### Exercise aim
Your response should contain every record below, copied exactly.

[Excerpts from an interface dataset]
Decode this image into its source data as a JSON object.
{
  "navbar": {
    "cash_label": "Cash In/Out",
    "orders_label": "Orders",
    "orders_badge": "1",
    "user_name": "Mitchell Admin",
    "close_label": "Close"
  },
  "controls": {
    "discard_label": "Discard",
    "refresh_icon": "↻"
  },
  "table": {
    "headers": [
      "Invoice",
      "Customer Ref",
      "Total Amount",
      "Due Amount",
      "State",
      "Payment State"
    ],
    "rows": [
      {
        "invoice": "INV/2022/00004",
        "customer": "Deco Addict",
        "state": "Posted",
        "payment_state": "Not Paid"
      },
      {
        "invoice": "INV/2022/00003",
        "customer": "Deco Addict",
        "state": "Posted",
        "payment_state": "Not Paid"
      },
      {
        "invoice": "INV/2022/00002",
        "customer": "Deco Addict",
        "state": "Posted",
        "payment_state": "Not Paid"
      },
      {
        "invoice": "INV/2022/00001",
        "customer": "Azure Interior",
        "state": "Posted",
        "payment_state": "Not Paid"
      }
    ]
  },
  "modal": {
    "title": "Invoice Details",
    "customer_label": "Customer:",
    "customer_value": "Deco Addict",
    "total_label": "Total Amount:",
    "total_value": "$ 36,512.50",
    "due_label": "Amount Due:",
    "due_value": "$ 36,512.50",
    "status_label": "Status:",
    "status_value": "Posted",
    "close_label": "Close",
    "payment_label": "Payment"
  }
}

### Solution below
Decode this image into its source data as a JSON object.
{
  "navbar": {
    "cash_label": "Cash In/Out",
    "orders_label": "Orders",
    "orders_badge": "1",
    "user_name": "Mitchell Admin",
    "close_label": "Close"
  },
  "controls": {
    "discard_label": "Discard",
    "refresh_icon": "↻"
  },
  "table": {
    "headers": [
      "Invoice",
      "Customer Ref",
      "Total Amount",
      "Due Amount",
      "State",
      "Payment State"
    ],
    "rows": [
      {
        "invoice": "INV/2022/00004",
        "customer": "Deco Addict",
        "state": "Posted",
        "payment_state": "Not Paid"
      },
      {
        "invoice": "INV/2022/00003",
        "customer": "Deco Addict",
        "state": "Posted",
        "payment_state": "Not Paid"
      },
      {
        "invoice": "INV/2022/00002",
        "customer": "Deco Addict",
        "state": "Posted",
        "payment_state": "Not Paid"
      },
      {
        "invoice": "INV/2022/00001",
        "customer": "Azure Interior",
        "state": "Posted",
        "payment_state": "Not Paid"
      }
    ]
  },
  "modal": {
    "title": "Invoice Details",
    "customer_label": "Customer:",
    "customer_value": "Deco Addict",
    "total_label": "Total Amount:",
    "total_value": "$ 36,512.50",
    "due_label": "Amount Due:",
    "due_value": "$ 36,512.50",
    "status_label": "Status:",
    "status_value": "Posted",
    "close_label": "Close",
    "payment_label": "Payment"
  }
}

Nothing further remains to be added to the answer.